[Exercise details]: In how many lines of the data below does the word "JSON" appear? Reply with the number and nothing more.

[Page and application data records]
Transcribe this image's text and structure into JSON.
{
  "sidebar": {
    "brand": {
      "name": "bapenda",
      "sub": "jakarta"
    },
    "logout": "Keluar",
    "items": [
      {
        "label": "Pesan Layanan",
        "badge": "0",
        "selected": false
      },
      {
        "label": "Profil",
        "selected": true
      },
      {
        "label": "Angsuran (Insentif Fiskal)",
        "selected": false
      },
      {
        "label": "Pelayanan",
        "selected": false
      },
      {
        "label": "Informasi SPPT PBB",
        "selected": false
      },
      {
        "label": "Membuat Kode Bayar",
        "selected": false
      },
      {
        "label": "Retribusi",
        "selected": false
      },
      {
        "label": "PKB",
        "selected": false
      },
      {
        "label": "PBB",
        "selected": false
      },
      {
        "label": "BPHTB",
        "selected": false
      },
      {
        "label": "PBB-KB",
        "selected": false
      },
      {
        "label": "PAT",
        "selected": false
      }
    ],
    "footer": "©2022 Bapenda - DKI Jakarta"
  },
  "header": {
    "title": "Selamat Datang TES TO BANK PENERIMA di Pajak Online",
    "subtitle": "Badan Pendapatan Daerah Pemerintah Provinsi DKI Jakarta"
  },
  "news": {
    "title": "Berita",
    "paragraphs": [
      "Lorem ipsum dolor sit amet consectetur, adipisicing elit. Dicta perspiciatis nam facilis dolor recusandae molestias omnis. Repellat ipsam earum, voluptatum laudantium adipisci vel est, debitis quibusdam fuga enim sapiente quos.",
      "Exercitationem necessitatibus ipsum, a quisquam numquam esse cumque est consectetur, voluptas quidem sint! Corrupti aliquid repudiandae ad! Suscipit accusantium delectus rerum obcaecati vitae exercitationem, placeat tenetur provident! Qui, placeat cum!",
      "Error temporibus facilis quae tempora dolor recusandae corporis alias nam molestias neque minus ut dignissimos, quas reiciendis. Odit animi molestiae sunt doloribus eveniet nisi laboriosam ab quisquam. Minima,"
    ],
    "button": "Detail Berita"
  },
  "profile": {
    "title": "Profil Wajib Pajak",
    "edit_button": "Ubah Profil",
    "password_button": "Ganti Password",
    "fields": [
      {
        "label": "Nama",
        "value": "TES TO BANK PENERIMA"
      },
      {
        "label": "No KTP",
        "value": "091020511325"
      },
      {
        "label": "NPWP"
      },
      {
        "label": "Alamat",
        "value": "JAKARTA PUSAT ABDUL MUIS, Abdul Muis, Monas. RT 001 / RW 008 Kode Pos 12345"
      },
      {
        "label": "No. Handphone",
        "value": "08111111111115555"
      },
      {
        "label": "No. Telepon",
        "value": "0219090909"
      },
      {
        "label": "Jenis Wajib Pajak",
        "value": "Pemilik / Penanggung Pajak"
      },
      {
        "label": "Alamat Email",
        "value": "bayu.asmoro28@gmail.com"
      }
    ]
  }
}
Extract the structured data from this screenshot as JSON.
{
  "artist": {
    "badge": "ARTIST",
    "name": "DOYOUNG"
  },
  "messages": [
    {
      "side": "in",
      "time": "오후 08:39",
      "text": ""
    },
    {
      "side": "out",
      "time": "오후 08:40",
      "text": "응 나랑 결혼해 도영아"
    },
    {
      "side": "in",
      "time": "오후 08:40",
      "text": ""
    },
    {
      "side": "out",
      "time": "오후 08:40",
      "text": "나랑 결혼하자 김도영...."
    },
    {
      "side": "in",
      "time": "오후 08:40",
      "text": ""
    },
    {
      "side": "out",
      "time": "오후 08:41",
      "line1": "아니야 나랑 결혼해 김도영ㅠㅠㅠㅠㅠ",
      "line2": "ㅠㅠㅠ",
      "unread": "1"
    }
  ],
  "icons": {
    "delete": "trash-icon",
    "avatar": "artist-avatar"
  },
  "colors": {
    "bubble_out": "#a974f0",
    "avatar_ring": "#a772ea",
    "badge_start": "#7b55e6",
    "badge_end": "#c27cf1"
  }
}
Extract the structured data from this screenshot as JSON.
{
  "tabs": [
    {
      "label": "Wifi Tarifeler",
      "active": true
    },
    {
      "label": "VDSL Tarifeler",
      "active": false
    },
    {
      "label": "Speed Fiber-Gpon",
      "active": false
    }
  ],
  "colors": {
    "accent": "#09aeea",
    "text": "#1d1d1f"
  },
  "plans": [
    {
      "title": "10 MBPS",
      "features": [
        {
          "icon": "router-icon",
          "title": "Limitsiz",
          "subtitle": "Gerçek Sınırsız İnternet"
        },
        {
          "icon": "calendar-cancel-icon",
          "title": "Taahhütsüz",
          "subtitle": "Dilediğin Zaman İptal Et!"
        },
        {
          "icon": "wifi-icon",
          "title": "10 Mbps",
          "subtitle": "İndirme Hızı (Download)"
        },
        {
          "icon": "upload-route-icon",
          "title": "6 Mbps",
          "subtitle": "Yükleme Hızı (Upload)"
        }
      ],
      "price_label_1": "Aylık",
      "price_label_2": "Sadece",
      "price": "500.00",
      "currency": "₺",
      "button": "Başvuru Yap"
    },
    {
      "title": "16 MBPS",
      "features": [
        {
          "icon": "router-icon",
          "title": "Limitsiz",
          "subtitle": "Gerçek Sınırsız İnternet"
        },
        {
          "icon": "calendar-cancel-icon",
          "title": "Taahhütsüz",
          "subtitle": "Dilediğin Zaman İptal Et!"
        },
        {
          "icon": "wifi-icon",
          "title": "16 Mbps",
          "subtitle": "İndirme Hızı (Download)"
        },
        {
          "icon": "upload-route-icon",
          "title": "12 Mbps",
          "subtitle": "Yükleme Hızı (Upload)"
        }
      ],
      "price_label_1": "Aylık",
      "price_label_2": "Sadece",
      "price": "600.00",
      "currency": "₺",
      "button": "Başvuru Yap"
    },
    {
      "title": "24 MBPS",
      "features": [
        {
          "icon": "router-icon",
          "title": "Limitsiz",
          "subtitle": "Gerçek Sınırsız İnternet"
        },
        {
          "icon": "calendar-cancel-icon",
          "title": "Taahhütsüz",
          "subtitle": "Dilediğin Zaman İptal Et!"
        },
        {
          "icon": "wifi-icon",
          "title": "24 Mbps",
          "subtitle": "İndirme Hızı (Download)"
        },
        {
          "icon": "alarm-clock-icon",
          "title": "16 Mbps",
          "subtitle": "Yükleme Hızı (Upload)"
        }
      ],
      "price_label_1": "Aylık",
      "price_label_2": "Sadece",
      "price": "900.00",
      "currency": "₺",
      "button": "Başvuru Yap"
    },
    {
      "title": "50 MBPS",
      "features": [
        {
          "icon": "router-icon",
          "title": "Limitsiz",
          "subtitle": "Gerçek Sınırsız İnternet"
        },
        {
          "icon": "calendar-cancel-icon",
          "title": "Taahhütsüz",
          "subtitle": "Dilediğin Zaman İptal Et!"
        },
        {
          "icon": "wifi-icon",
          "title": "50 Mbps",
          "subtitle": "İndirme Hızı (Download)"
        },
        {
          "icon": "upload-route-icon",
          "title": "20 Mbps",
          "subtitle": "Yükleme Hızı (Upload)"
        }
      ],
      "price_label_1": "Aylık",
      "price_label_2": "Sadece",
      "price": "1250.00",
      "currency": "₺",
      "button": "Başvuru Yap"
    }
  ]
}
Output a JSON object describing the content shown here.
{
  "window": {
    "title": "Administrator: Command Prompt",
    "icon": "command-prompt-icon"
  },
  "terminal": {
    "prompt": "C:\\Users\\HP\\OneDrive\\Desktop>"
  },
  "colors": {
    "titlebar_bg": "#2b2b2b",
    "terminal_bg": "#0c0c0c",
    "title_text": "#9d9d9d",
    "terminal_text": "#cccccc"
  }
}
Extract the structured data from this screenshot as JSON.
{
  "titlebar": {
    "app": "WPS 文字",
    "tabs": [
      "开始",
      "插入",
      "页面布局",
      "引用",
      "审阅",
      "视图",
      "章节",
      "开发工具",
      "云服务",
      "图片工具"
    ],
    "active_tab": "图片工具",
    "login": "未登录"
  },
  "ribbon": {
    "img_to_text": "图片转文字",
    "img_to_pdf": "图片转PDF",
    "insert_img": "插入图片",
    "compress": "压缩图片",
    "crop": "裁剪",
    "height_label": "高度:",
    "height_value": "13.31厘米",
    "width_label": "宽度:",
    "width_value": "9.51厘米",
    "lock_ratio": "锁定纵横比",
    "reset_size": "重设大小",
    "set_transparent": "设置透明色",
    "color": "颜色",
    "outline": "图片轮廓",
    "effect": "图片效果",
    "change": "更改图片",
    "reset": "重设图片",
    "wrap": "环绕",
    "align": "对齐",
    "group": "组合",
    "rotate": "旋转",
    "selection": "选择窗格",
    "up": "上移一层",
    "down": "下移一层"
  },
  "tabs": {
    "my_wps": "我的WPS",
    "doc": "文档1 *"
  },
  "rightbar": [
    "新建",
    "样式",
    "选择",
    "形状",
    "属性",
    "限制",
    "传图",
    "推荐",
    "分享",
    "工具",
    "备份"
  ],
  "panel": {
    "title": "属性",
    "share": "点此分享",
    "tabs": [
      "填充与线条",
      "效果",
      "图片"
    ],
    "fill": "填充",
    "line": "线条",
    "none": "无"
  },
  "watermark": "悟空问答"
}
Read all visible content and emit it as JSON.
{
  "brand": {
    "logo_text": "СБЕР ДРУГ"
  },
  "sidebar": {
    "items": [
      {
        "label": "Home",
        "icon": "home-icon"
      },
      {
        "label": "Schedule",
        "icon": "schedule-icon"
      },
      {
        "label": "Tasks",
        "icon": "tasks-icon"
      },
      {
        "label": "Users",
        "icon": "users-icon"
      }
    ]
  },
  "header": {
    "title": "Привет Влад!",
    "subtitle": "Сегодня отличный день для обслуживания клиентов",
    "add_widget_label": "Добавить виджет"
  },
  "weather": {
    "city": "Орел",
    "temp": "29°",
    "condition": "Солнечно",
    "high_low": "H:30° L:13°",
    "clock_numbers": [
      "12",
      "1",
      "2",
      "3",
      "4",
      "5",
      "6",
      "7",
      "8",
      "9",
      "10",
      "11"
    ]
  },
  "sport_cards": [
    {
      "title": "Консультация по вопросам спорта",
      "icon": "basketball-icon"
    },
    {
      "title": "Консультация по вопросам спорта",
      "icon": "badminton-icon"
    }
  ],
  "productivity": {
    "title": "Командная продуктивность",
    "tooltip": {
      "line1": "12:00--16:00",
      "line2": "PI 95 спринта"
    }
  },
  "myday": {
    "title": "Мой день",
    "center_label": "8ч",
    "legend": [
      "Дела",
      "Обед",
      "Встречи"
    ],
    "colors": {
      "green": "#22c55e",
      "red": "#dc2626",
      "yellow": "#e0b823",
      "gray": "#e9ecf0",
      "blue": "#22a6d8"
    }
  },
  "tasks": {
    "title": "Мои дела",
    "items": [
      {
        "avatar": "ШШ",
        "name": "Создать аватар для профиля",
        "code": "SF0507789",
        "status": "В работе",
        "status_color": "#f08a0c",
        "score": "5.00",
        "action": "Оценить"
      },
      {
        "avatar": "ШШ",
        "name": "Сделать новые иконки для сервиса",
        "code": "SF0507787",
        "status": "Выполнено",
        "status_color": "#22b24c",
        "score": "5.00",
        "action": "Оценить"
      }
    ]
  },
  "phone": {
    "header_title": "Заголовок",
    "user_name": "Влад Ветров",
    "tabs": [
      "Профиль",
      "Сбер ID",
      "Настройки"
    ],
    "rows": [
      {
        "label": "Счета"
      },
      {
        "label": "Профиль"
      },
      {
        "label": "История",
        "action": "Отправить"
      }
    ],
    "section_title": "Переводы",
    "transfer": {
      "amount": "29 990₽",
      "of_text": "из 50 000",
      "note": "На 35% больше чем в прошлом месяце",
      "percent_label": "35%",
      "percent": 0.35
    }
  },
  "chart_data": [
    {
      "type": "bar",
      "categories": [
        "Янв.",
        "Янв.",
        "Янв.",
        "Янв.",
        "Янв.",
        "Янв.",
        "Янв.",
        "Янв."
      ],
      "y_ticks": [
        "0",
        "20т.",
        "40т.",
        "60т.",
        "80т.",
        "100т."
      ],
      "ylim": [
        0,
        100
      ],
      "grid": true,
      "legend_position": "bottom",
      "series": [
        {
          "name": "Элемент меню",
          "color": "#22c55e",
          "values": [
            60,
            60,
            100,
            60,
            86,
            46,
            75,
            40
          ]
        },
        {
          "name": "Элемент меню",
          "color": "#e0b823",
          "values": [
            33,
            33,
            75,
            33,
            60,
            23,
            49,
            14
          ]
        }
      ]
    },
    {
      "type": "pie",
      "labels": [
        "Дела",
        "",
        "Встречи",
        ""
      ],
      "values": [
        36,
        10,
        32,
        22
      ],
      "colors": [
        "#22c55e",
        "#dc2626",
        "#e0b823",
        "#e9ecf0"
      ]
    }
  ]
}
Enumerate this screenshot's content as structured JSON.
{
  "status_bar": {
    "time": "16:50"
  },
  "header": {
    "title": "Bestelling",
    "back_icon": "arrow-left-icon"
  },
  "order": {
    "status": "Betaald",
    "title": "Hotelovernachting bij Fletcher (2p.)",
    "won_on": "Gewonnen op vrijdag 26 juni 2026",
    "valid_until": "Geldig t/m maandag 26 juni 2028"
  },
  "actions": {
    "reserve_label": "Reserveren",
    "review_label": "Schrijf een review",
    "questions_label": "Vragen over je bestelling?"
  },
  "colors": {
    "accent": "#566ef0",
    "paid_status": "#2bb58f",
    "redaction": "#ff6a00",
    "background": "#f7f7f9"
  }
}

[Task result]: 7